As companies turn to SaaSas a low cost, highly scalable, and agile way to host new applications, a number of cloud performance management and monitoring solutions are appearing. Salesforce led the CRMs in moving off of dedicated hardware, and other types of applications like email, project planning, and even EHR have followed suit. Moving away from installed software side-steps a lot of common problems like server crashes or hardware failures, but it also introduces new issues. To cope with this, there are applications popping up to perform load testing against your cloud infrastructure, some of which are even developed and hosted by the providers themselves, likeGrinder in the Cloud andPylot, as well as a number of commercial services. While these tools are needed and can be quite valuable, they all miss one of the most critical aspects of performance monitoring: the physical distance between your users and the cloud infrastructure.
Why Location Matters: TCP
The majority of SaaS applications are standard web applications running on top of TCP. Because TCP is location dependent, the physical distance between your users and the datacenter has a dramatic impact on the maximum achievable performance you will see from the cloud. As this example details, the latency on a network connection can be the biggest factor in the end-to-end performance. A 1Gbps WAN connection from New York to Chicago with latency of 30ms has a maximum achievable throughput of 17.4 Mbps. That distance between New York and Chicago just cost you 98% of the capacity you are paying for. Take that RTT up to 80ms, which is your RTT round trip from one coast to the other in North America, and your 1Gbps link has only 6.4Mbps achievable. Finding out where the application datacenters are should be one of the critical questions to be answered before signing on with any cloud provider.
3’s a Crowd: Plugins
Many SaaS applications only provide multiple locations for redundancy. Some, like Salesforce, let you choose between a handful of locations to minimize the RTT. Even if you can solve issues with Salesforce itself, the plug-ins to the Salesforce platform can have as big an impact to your performance as the core application. When choosing between plug-in vendors, make sure you test their user experience as well, and ask if they have multiple, geographically distributed data centers to choose from.
You also want to consider the degree to which a SaaS application is exposed to performance degradation based on location. When you go to a new page in Salesforce, there are 80 or 90 objects being transferred back and forth, and each one of those objects has a TCP handshake to get started. You may think it’s just 200 milliseconds for your office in Tokyo to connect to your Salesforce instance, but it’s actually 200 milliseconds plus 5 seconds of handshake for each of the 80-90 objects. It can take you 8 seconds just to make the initial connection and then you still have the transfer times.
The size of page files is also going to impact the upload time. Consumer-centric sites tend to aggressively shrink page sizes, but many SaaS apps focus on functionality over speed. This can mean page sizes of multiple megabytes per screen: up to 5MB in Salesforce, for example. For users who are on Salesforce for hours, those extra seconds per page really add up when over 100s of pages, making the experience extremely frustrating.

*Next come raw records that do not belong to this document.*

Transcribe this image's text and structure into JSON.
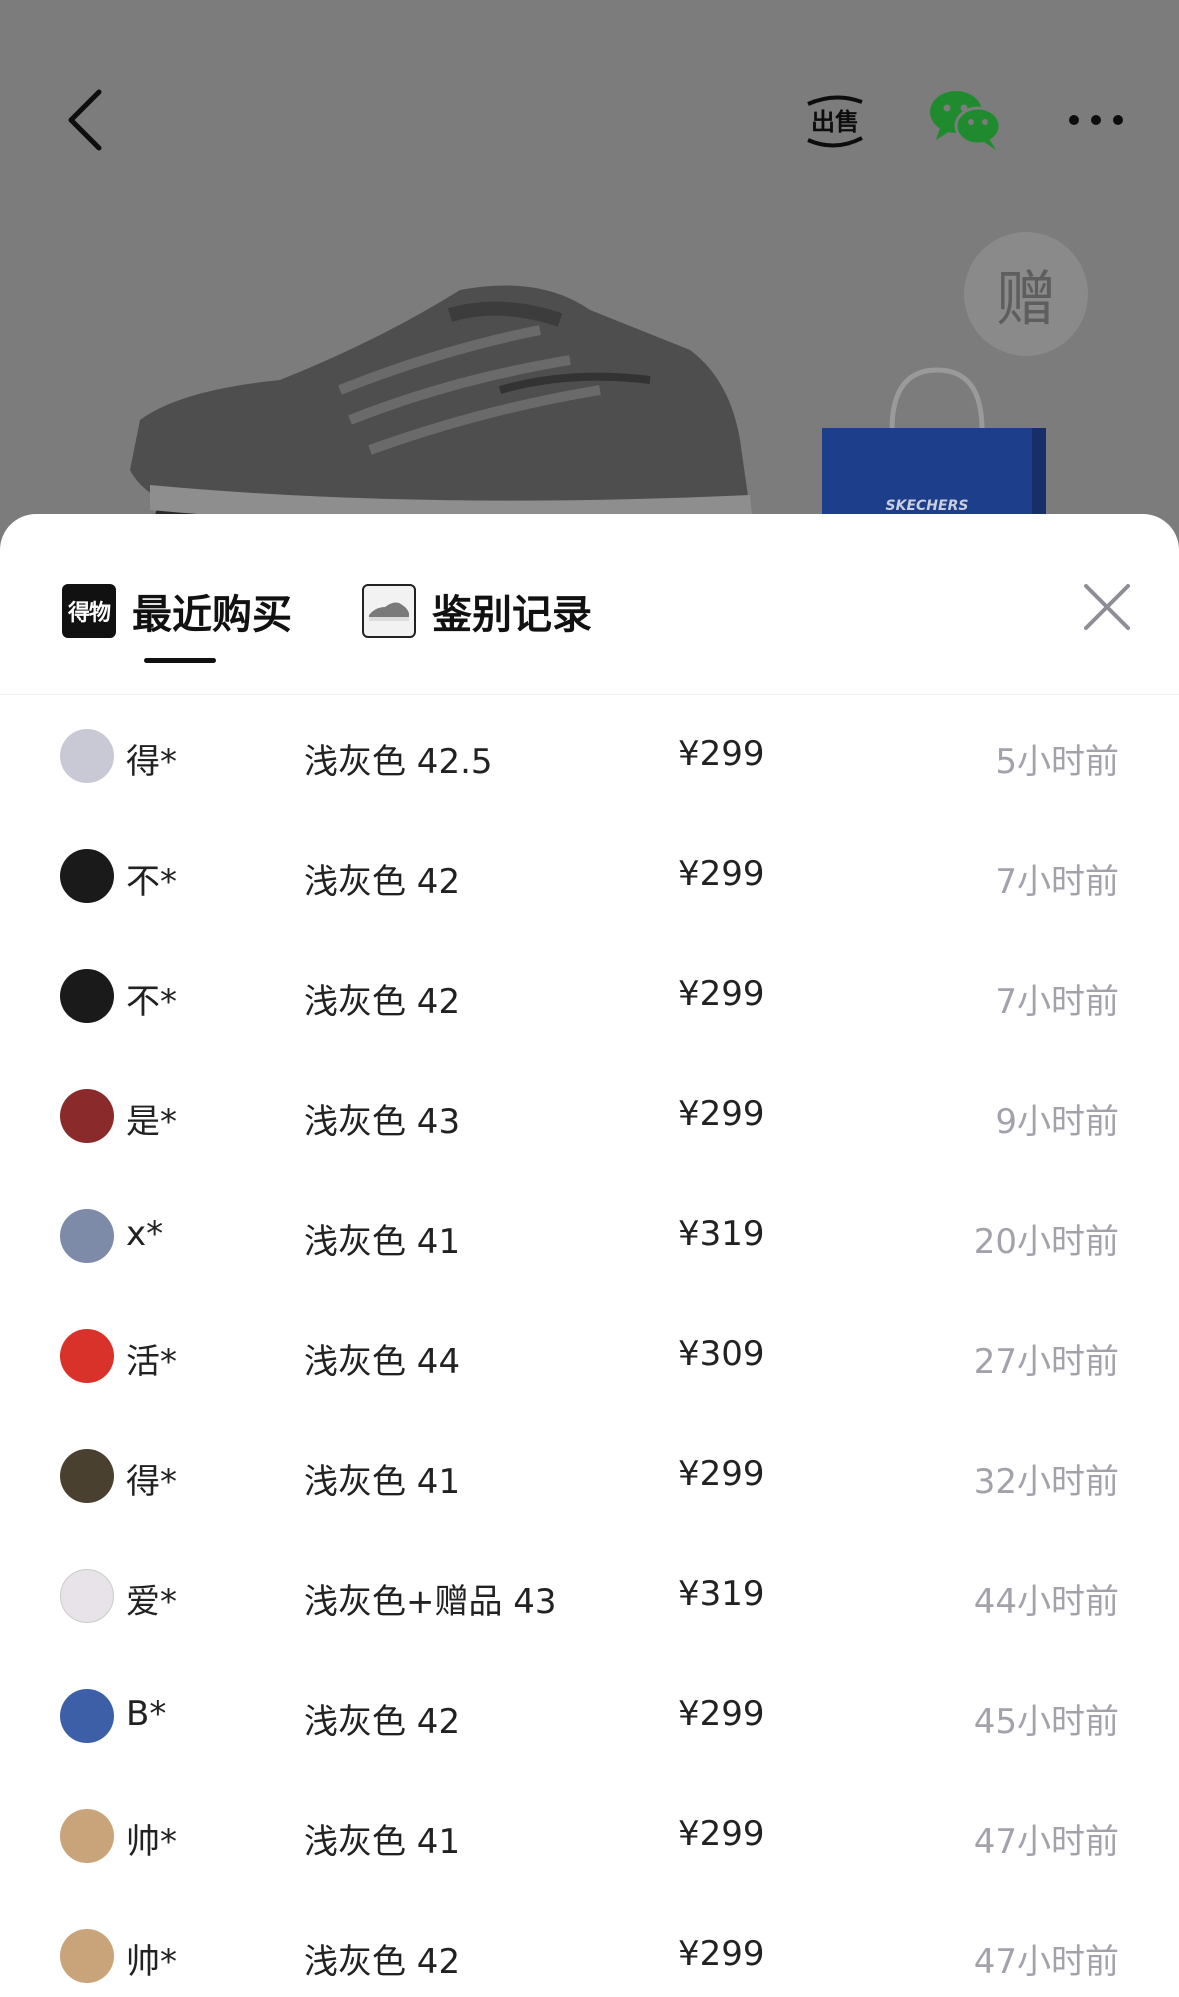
{
  "header": {
    "back_icon": "chevron-left-icon",
    "sell_label": "出售",
    "share_icon": "wechat-icon",
    "more_icon": "more-icon",
    "gift_badge": "赠",
    "bag_brand": "SKECHERS"
  },
  "sheet": {
    "tabs": [
      {
        "label": "最近购买",
        "logo_text": "得物",
        "active": true
      },
      {
        "label": "鉴别记录",
        "active": false
      }
    ],
    "close_icon": "close-icon",
    "purchases": [
      {
        "user": "得*",
        "spec": "浅灰色 42.5",
        "price": "¥299",
        "time": "5小时前",
        "avatar_color": "#c9c9d6"
      },
      {
        "user": "不*",
        "spec": "浅灰色 42",
        "price": "¥299",
        "time": "7小时前",
        "avatar_color": "#1a1a1a"
      },
      {
        "user": "不*",
        "spec": "浅灰色 42",
        "price": "¥299",
        "time": "7小时前",
        "avatar_color": "#1a1a1a"
      },
      {
        "user": "是*",
        "spec": "浅灰色 43",
        "price": "¥299",
        "time": "9小时前",
        "avatar_color": "#8a2a2a"
      },
      {
        "user": "x*",
        "spec": "浅灰色 41",
        "price": "¥319",
        "time": "20小时前",
        "avatar_color": "#7d8aa8"
      },
      {
        "user": "活*",
        "spec": "浅灰色 44",
        "price": "¥309",
        "time": "27小时前",
        "avatar_color": "#d8322a"
      },
      {
        "user": "得*",
        "spec": "浅灰色 41",
        "price": "¥299",
        "time": "32小时前",
        "avatar_color": "#4a4030"
      },
      {
        "user": "爱*",
        "spec": "浅灰色+赠品 43",
        "price": "¥319",
        "time": "44小时前",
        "avatar_color": "#e8e3e8"
      },
      {
        "user": "B*",
        "spec": "浅灰色 42",
        "price": "¥299",
        "time": "45小时前",
        "avatar_color": "#3c5fa8"
      },
      {
        "user": "帅*",
        "spec": "浅灰色 41",
        "price": "¥299",
        "time": "47小时前",
        "avatar_color": "#c9a47a"
      },
      {
        "user": "帅*",
        "spec": "浅灰色 42",
        "price": "¥299",
        "time": "47小时前",
        "avatar_color": "#c9a47a"
      }
    ]
  }
}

The low cost and high performance of the Cloud is changing the way IT is delivered. How will you manage the end user experience of your applications?